The Boulevard Entrance is an iconic piece of Las Vegas architecture. Any image of the entrance is immediately recognizable by Las Vegas natives whether the photograph was taken yesterday or at our opening on March 6, 1968. It should surprise no one to discover that the entrance has a famous cousin. Both the entrance to The Boulevard and Seattle’s famed Space Needle were designed by the same architectural firm, John Graham & Company.
The Seattle World’s Fair, officially called the Century 21 Exposition, was held in Seattle, Washington from April through October of 1962. While several structures from the fair are still in use today, the most famous is the Space Needle. John Graham & Company designed the Space Needle to match the fair’s theme of ‘Life in the Space Age.’ It delighted fair goers when it opened. Offering amazing views from its observation deck and dinning in a rotating restaurant.

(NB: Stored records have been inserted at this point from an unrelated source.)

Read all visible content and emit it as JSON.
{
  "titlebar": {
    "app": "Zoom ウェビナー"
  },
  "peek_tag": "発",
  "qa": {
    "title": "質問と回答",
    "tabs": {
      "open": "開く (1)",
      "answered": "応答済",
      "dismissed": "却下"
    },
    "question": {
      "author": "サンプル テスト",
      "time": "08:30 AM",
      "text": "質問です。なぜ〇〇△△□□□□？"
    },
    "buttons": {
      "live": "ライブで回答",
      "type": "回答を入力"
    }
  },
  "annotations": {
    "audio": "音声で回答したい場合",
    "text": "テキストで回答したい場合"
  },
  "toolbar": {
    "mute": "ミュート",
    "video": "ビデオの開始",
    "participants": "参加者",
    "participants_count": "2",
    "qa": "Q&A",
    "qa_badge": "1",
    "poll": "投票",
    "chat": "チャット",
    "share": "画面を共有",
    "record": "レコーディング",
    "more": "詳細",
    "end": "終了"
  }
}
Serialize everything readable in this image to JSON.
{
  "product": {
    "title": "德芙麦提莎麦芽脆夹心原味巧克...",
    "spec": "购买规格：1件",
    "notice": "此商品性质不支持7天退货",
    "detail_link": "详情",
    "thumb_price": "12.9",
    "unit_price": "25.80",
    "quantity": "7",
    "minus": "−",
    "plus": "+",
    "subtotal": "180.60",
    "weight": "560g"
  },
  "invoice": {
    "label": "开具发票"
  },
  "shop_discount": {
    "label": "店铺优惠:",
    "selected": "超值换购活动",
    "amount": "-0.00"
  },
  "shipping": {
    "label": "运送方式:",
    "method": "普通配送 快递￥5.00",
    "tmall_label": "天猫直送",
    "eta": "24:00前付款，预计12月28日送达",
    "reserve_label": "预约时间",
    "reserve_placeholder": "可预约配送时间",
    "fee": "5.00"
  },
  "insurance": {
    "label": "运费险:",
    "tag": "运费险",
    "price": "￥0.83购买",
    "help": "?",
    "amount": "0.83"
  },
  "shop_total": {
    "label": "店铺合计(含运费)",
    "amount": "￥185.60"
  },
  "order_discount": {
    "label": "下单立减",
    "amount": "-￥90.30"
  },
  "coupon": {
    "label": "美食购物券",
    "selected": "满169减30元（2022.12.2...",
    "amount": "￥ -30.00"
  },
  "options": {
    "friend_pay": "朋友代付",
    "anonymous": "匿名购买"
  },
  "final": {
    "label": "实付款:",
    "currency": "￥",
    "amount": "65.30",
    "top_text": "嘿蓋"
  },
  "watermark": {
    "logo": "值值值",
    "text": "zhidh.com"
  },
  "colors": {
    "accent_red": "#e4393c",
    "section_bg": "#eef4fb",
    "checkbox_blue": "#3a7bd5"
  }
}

Looking at the structure today, it invokes an idealized future where technology has allowed humans live high in the sky above the floor of the earth. The Needle also reflects many of the principles of mid-century modern design; clean lines, geometric shapes, and an absence of flourishes. Architecture created with such structured and deliberate minimalism often successfully invokes a sense of timelessness in the observer. Rather than appearing to belong in a certain era, such structures remain iconic throughout the decades.
Like the Space Needle, John Graham & Company designed the entrance to The Boulevard using strong structural lines. The design elements of the entrance invoke clean modern shapes as the archway flows into the supports. This iconic structure has been a constant presence, watching Las Vegas history unfold. From the days when the ‘Rat Pack’ were kings of Las Vegas to the announcement of the new Las Vegas Raiders, generations of people from all over the world have passed through The Boulevard entrance.